When we center our story in the universe, it seems to incline us to a defensive posture. If I live in one separate, independent story where my values, my wants and needs, my perspective, and how I perceive truth are central (this reminds me of the Christian illustration of the throne in the middle of my heart), then any perspective I encounter in which I am not the center is at least in conflict with mine and at worst an existential threat.
The irony is that as the protagonist of God’s story, God’s greatest want is relationship with us. It appears from the evidence that their desire has always been to draw us into their story. To call us, friend, brother, sister, partner (bride), son, daughter, and neighbor. The story of creation, the flood, Babel, Jonah, Abraham, Moses, David, and all the prophets centers humans as the greatest value. They point to God's deep desire to live in one unified universal story with us.
We stupidly, selfishly, and continually resist.
And then, using the deepest magic in the universe, God became one of us. This was not the first time he became matter. “The Word” in the beginning was flesh - how all things were made. But this time, God showed up as a vulnerable human. I suspect it was not to illustrate perfection, “I’ll show ya how it’s done,” but to help us understand God’s inexplicable desire and the truth of our reality. Manifested in the body, mind, and heart of Jesus was the central truth that we are at the center of God's story and they want us at the center of theirs. Jesus was God's proof and the Christ mystery is, as Paul said, that what God offers (called the Gospel by Christians) is already reality for everyone.
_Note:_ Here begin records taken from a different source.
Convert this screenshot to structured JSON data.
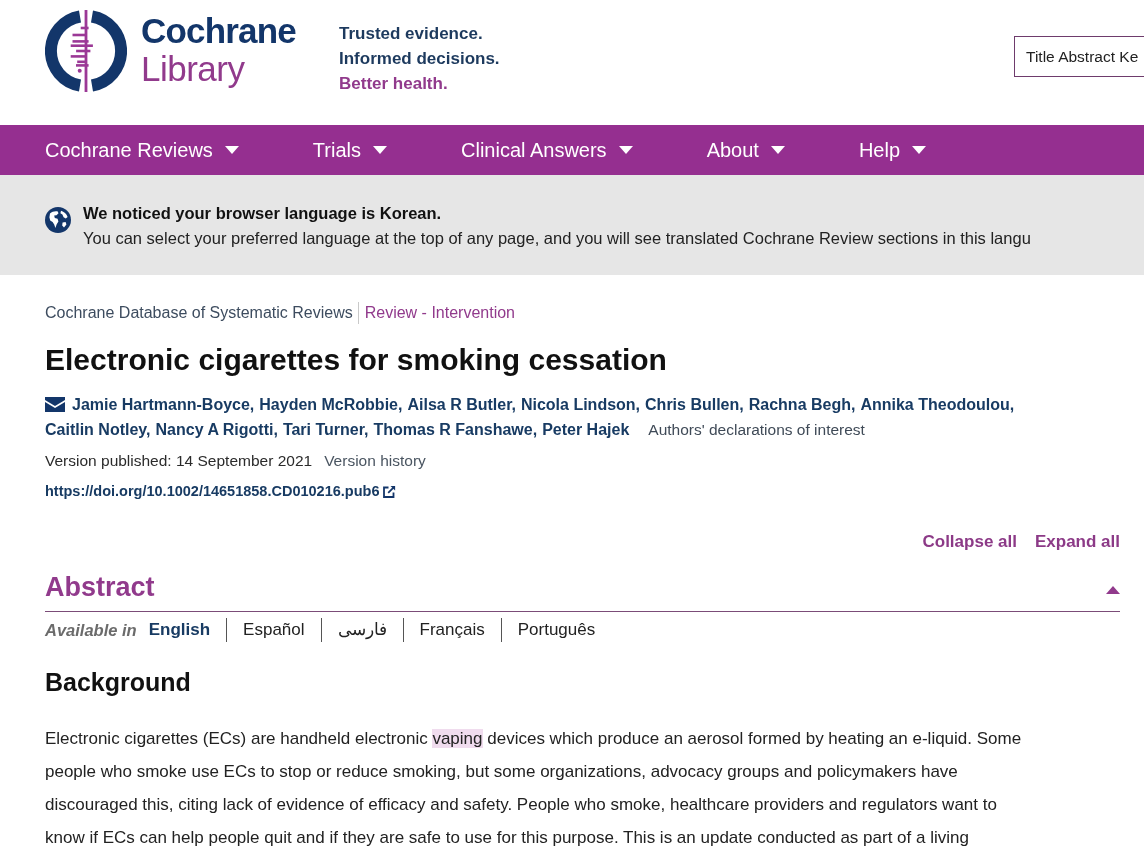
{
  "header": {
    "logo": {
      "line_1": "Cochrane",
      "line_2": "Library"
    },
    "tagline": [
      {
        "text": "Trusted evidence.",
        "accent": false
      },
      {
        "text": "Informed decisions.",
        "accent": false
      },
      {
        "text": "Better health.",
        "accent": true
      }
    ],
    "search_scope": {
      "value": "Title Abstract Ke"
    }
  },
  "nav": {
    "items": [
      {
        "label": "Cochrane Reviews",
        "has_menu": true
      },
      {
        "label": "Trials",
        "has_menu": true
      },
      {
        "label": "Clinical Answers",
        "has_menu": true
      },
      {
        "label": "About",
        "has_menu": true
      },
      {
        "label": "Help",
        "has_menu": true
      }
    ]
  },
  "language_notice": {
    "title": "We noticed your browser language is Korean.",
    "message": "You can select your preferred language at the top of any page, and you will see translated Cochrane Review sections in this langu"
  },
  "article": {
    "breadcrumb": [
      {
        "text": "Cochrane Database of Systematic Reviews",
        "kind": "database"
      },
      {
        "text": "Review - Intervention",
        "kind": "type"
      }
    ],
    "title": "Electronic cigarettes for smoking cessation",
    "authors": [
      "Jamie Hartmann-Boyce,",
      "Hayden McRobbie,",
      "Ailsa R Butler,",
      "Nicola Lindson,",
      "Chris Bullen,",
      "Rachna Begh,",
      "Annika Theodoulou,",
      "Caitlin Notley,",
      "Nancy A Rigotti,",
      "Tari Turner,",
      "Thomas R Fanshawe,",
      "Peter Hajek"
    ],
    "declarations_link": "Authors' declarations of interest",
    "version": {
      "published": "Version published: 14 September 2021",
      "history_link": "Version history"
    },
    "doi": "https://doi.org/10.1002/14651858.CD010216.pub6",
    "actions": [
      "Collapse all",
      "Expand all"
    ]
  },
  "abstract": {
    "heading": "Abstract",
    "expanded": true,
    "available_in_label": "Available in",
    "languages": [
      {
        "label": "English",
        "selected": true
      },
      {
        "label": "Español",
        "selected": false
      },
      {
        "label": "فارسی",
        "selected": false
      },
      {
        "label": "Français",
        "selected": false
      },
      {
        "label": "Português",
        "selected": false
      }
    ],
    "sections": [
      {
        "heading": "Background",
        "segments": [
          {
            "text": "Electronic cigarettes (ECs) are handheld electronic ",
            "highlighted": false
          },
          {
            "text": "vaping",
            "highlighted": true
          },
          {
            "text": " devices which produce an aerosol formed by heating an e-liquid. Some\npeople who smoke use ECs to stop or reduce smoking, but some organizations, advocacy groups and policymakers have\ndiscouraged this, citing lack of evidence of efficacy and safety. People who smoke, healthcare providers and regulators want to\nknow if ECs can help people quit and if they are safe to use for this purpose. This is an update conducted as part of a living",
            "highlighted": false
          }
        ]
      }
    ]
  }
}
Please let me say once again, I do not write with authority but with wonder and curiosity. I have experienced and observed and I spent my first 40+ years in the Christian Church. So, it’s what I know. This story may be mythical and it may be true. Mythical and true are not necessarily opposites. I think it’s useful either way unless it is used to oppress. I am not claiming any exclusivity for the Christian institution and I’m quite upset about the condition it is in now. My interest is in the concept of belonging as seen in the patterns of the universe and how it applies to humans in relationship with each other, ourselves, the world, and probably with God. Deconstruction is only one part of a larger process. This is some of mine. I hope it is helpful, inspiring, and encouraging.
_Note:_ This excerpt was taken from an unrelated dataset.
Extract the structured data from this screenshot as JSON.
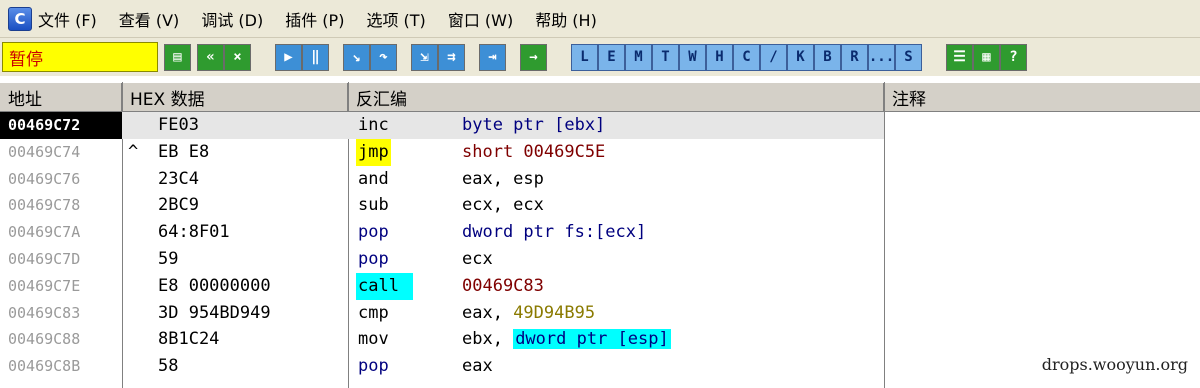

I write in a geeky, sciency, hopefully poetic way about belonging, storytelling, community building, deconstruction and construction,